Every government has issued warnings about the dangers of travelling in this island country. Due to violent crimes and the potential for civil unrest, it would seem that tourists, especially women, are better off going elsewhere. However, you will miss the opportunity to see one of the world’s most naturally beautiful countries. Even at the cost of staying on the beaten track, you could still enjoy the tribal life and vast natural beauty the country has to offer if you hire authentic guides and stay with the limited number of tour operators. This becomes specially significant while hiking as unexploded ordnance from WWII still exists in Papua New Guinea .
9. Saudi Arabia
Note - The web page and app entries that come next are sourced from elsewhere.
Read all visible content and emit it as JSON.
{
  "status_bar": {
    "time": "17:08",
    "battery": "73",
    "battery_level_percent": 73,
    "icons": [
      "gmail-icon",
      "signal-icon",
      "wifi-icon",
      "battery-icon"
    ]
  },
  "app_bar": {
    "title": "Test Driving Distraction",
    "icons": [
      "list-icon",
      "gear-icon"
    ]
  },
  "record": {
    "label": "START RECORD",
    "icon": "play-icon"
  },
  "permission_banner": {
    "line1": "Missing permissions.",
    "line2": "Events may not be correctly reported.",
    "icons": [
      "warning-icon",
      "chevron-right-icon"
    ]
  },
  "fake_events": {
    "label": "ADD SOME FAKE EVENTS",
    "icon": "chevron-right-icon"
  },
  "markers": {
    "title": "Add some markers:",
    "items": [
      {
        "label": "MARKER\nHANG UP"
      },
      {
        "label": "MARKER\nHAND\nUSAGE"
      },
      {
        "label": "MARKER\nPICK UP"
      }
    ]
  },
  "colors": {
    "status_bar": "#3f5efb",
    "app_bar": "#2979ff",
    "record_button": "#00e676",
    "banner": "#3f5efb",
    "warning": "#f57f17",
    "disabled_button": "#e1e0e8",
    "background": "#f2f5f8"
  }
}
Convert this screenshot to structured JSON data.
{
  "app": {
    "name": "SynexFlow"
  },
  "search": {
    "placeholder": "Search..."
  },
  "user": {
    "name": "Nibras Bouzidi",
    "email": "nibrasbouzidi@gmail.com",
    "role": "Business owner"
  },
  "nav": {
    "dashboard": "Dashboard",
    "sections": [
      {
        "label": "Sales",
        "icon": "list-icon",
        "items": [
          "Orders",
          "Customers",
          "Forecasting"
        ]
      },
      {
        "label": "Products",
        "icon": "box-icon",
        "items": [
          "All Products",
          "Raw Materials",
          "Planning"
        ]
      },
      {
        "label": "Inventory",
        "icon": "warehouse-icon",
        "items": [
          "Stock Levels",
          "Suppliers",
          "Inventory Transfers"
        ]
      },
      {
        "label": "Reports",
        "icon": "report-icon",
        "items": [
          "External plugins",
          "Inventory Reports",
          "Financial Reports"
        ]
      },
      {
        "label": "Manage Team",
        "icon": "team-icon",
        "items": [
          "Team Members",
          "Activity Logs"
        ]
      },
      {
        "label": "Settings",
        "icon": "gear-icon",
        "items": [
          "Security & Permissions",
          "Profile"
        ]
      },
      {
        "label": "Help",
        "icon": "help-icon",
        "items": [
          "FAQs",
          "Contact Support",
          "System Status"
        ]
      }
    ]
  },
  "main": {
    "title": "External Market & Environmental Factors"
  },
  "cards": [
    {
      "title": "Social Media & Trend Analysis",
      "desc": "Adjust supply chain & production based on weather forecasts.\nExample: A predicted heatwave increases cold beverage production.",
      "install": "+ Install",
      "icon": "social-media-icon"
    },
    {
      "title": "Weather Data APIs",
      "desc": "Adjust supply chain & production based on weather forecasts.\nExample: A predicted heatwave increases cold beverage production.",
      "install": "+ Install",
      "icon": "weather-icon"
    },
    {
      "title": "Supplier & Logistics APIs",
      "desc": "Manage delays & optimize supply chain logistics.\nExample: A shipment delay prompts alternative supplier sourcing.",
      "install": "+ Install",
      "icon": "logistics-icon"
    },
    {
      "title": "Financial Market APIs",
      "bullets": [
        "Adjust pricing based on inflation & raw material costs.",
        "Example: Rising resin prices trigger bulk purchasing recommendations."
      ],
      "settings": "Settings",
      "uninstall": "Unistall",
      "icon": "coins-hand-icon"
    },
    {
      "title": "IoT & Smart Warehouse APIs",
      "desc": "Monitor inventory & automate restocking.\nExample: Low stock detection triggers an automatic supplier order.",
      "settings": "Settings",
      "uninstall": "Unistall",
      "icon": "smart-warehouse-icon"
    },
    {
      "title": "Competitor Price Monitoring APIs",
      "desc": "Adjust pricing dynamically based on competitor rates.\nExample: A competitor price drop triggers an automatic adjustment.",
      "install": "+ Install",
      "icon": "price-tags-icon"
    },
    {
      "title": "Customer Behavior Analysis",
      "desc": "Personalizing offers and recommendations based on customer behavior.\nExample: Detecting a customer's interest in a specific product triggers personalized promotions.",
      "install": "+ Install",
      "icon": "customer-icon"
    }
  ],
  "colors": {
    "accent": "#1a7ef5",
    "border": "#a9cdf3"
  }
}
Though it may seem a bit surprising that a wealthy and well-developed country like Saudi Arabia could be unwelcoming for women travellers, conservative social practices and customs based on Islamic law make solo travel difficult for women. Women traveling alone are not allowed to enter the country unless they will be met at the airport by a husband, a sponsor or male relative. You (women) should dress conservatively (ankle-length dresses with long sleeves and not pants) and never show any public display of affection. What more, if you are a woman traveling with a man who is not your husband, sponsor or a male relative, you can be arrested for violating the Islamic code!
Over the years, horror stories of corruption, assault, muggings and kidnappings from countless female travellers have put Venezuela in very poor light. Mosquito-borne Zika virus, too, is endangering the tourism industry in this beautiful country. Under the circumstances, it would be hard to justify a trip down to this turbulent, yet fascinating country. However, if you avoid Caracas and Valencia as well as stay indoors during the evenings, you would be comparatively safe in Venezuela. Women must stay away from the poorer pockets of the country at all cost.Also, be vigilant when in crowded cities, as pickpockets and muggers may be around.
Few other countries that do not figure in the top 10 list but are equally unsafe for women include South Africa, Turkey, Morocco and Thailand.
Based on numerous reports from woman travellers and bloggers posted in the recent years as well as a poll conducted by YouGov in 2014 for the Thomson Reuters Foundation, here’s a curated list of the cities with the most unsafe transportation systems as shown in the map below (Bogota, Columbia being in #1 position, New Delhi, India in #4 and New York, USA holding #16 position)
Blogger and frequent traveller Amanda Williams advises female travellers to use their common sense. “I would say to women just be smart and listen to your gut. Don’t do anything you wouldn’t do at home – don’t drink too much alone, don’t go wandering alone at night, don’t go home with strangers, and read up on common scams.”
In an interview with HuffPost UK Lifestyle, traveller and blogger Lisa Edwards says that assuming you are in danger (when you re actually not!) is quite counterproductive. She says, “The only times I’ve particularly felt unsafe while travelling were when I had let my preconceptions about a country fuel my fears. I have been holidaying alone for nearly five years and taking those first steps into a Thai town, a Turkish city or an Egyptian village are incredibly scary…I once allowed myself to believe I’d been drugged in a shop in Dahab by a shopkeeper, when in fact it was probably a panic attack brought on by fear. Similarly in Kenya, a scary group of men on motorbikes I kept seeing when out running on my own turned out to be a taxi rank.”
While it is good to know about the places where danger lurks round the corner, it doesn’t hurt to throw caution to the wind and enjoy few of the world’s finest and most vibrant cities (or even countries mentioned in the above list). Just avoid geo-tagging and try to venture out in small groups after dark, not to mention the virtues of dressing sensibly!